--- TASK INSTRUCTIONS ---
This exercise calls for a copy of every line in the listing below that carries the word "golden".

--- INFORMATION PROVIDED ---
++++++++++++++++++++

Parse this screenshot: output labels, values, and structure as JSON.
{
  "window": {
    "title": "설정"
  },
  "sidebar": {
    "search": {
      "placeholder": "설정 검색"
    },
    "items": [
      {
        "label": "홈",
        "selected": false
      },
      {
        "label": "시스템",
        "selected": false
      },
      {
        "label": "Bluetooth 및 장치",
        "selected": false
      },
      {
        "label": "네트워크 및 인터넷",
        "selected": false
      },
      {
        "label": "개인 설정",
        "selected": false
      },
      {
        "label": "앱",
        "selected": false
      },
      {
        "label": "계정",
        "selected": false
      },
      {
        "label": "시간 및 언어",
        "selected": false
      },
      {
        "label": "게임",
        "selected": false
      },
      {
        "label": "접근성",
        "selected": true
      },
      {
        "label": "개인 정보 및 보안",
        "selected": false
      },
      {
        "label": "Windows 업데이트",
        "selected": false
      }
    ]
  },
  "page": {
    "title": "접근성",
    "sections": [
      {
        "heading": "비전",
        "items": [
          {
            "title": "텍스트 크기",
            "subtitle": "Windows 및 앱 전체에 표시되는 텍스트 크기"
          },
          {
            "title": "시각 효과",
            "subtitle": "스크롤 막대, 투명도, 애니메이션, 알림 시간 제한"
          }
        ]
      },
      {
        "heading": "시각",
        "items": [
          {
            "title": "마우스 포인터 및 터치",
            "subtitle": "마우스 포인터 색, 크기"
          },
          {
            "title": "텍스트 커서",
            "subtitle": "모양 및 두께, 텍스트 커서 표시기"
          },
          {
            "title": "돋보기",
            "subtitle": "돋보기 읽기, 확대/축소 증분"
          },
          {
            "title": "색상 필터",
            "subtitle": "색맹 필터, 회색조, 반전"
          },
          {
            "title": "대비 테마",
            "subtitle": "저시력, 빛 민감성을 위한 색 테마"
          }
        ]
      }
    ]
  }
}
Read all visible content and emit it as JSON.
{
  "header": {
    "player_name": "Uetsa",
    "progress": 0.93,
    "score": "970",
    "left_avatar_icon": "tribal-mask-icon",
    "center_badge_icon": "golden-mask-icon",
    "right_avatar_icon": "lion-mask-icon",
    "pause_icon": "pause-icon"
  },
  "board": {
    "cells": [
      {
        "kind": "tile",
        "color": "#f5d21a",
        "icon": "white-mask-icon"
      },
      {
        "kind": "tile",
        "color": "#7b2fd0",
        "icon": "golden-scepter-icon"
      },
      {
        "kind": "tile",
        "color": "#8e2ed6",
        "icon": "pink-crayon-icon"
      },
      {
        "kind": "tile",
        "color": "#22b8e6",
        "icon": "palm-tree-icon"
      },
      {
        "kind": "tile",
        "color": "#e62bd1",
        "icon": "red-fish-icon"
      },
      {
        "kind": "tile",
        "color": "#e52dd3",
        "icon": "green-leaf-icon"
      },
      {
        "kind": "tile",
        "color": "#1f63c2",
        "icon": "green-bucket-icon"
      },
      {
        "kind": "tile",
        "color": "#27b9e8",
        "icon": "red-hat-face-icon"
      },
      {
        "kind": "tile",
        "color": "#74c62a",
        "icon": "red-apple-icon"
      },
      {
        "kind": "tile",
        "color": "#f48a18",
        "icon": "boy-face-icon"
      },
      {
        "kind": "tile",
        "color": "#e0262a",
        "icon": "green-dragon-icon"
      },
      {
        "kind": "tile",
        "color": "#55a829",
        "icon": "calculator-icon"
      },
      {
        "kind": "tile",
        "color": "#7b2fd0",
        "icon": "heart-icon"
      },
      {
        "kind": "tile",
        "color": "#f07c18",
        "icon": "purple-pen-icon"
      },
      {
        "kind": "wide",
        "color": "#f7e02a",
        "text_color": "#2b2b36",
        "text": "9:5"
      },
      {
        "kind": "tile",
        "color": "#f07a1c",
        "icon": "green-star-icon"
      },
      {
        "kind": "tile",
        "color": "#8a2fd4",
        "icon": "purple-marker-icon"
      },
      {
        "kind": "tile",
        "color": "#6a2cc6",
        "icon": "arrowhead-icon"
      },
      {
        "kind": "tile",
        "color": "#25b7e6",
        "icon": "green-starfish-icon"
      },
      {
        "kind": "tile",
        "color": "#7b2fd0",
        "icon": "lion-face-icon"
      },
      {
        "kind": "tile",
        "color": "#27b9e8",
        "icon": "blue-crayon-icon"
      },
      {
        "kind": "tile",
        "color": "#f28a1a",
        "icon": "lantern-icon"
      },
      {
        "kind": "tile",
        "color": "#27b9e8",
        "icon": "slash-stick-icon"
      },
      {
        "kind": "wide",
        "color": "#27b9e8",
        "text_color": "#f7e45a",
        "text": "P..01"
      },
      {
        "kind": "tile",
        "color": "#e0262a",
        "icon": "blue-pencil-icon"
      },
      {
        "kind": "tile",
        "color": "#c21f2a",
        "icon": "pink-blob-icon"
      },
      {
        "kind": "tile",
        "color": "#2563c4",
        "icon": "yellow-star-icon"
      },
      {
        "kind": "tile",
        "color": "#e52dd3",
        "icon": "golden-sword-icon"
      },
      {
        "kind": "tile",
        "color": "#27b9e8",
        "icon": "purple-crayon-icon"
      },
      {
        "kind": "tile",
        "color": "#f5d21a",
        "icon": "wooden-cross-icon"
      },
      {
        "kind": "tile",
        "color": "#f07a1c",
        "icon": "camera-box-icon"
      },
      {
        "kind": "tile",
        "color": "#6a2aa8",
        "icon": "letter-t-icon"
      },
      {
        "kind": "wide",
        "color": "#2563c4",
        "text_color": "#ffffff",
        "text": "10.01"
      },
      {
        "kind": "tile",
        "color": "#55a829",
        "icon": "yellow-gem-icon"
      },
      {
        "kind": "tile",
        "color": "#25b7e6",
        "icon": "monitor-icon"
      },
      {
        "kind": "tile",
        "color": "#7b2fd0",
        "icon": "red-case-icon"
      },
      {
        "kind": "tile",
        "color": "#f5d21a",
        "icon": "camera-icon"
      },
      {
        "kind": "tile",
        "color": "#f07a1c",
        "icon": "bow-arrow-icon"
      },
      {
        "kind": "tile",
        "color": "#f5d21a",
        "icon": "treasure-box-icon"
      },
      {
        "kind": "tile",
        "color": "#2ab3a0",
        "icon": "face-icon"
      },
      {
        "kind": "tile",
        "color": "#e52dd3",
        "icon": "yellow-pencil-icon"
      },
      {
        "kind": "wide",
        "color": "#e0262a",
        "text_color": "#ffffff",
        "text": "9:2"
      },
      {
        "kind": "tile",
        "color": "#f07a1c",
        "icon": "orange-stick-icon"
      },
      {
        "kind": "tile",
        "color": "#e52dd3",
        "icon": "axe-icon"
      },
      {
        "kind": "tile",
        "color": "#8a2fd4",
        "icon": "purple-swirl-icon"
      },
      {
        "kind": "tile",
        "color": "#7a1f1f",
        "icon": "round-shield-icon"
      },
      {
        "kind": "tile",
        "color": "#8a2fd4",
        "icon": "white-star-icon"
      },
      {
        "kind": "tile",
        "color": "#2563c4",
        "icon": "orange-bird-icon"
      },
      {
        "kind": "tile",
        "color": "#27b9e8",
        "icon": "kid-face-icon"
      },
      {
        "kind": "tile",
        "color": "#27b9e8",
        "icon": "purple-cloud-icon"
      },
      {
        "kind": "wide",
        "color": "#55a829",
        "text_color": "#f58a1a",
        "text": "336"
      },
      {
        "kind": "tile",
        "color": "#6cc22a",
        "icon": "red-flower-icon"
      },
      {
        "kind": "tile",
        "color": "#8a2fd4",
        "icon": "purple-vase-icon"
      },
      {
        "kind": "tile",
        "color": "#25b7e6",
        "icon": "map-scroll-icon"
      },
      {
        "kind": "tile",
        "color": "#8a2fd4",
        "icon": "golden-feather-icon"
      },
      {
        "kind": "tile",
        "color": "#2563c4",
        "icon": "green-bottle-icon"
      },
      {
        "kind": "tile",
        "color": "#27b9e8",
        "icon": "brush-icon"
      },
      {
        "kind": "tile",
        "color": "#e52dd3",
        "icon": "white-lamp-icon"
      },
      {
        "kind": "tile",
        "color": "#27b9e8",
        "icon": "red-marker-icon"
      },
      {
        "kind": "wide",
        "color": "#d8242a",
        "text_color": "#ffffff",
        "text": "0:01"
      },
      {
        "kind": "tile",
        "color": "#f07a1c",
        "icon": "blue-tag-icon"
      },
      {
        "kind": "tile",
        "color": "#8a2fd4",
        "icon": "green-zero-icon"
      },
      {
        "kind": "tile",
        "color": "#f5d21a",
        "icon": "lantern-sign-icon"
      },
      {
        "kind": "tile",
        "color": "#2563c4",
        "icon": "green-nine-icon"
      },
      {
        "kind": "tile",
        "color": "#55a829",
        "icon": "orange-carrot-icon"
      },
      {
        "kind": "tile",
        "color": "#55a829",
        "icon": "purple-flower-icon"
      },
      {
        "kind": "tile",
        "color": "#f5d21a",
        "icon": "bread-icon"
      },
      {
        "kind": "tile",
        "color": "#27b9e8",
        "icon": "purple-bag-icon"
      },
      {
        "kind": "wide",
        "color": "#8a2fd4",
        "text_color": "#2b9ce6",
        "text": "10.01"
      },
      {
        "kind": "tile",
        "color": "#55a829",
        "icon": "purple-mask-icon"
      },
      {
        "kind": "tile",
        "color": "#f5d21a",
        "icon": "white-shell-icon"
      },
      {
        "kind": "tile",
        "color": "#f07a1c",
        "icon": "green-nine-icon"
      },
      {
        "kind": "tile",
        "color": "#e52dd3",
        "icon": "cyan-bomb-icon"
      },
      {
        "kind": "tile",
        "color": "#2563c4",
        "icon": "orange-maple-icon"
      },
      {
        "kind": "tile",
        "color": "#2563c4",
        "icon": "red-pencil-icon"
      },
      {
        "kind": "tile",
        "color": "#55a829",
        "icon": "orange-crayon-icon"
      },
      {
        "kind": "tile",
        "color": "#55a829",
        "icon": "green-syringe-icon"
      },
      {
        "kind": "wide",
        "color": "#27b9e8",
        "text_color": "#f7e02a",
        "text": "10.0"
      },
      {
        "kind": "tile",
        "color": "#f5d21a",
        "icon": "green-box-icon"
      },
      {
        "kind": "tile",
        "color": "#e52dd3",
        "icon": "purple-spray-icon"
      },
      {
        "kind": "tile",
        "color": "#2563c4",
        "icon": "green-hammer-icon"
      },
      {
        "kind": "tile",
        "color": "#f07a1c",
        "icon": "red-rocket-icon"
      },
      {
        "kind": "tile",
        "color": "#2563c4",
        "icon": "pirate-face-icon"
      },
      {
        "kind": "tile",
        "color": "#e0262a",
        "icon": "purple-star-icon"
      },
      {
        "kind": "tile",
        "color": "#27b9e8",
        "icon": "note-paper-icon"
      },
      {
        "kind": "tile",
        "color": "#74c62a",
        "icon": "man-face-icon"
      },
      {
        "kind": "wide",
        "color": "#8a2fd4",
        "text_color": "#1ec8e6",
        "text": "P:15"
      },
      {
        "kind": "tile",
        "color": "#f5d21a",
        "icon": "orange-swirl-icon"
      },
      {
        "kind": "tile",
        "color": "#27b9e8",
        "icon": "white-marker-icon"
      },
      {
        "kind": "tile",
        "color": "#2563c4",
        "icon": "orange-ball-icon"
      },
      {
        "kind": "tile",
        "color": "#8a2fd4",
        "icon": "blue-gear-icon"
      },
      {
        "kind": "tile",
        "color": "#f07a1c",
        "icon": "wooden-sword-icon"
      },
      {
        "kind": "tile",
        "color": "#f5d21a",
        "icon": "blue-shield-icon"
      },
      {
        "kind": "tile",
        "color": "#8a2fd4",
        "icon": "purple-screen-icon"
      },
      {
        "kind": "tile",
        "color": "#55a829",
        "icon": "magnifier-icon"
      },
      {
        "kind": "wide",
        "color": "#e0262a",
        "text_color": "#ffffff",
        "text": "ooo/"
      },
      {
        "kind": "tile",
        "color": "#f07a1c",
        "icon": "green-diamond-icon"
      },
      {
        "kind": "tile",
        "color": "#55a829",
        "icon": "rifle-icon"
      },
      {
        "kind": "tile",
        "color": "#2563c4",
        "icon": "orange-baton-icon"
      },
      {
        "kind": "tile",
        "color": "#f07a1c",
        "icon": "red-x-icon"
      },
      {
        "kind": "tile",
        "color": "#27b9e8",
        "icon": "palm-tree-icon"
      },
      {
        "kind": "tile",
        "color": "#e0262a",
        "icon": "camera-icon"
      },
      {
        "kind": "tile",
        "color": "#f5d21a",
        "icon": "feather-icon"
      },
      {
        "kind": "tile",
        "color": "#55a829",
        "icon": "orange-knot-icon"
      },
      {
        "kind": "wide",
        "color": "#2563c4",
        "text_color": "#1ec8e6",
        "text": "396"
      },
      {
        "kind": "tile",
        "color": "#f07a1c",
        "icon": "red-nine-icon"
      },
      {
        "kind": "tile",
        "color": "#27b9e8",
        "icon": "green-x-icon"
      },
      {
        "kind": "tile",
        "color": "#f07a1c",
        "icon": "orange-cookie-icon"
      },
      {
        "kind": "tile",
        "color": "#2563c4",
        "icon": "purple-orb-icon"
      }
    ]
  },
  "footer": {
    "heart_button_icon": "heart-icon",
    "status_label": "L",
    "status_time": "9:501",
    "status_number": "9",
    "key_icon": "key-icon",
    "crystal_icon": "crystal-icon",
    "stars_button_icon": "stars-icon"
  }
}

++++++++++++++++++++

--- TASK OUTPUT ---
    "center_badge_icon": "golden-mask-icon",
        "icon": "golden-scepter-icon"
        "icon": "golden-sword-icon"
        "icon": "golden-feather-icon"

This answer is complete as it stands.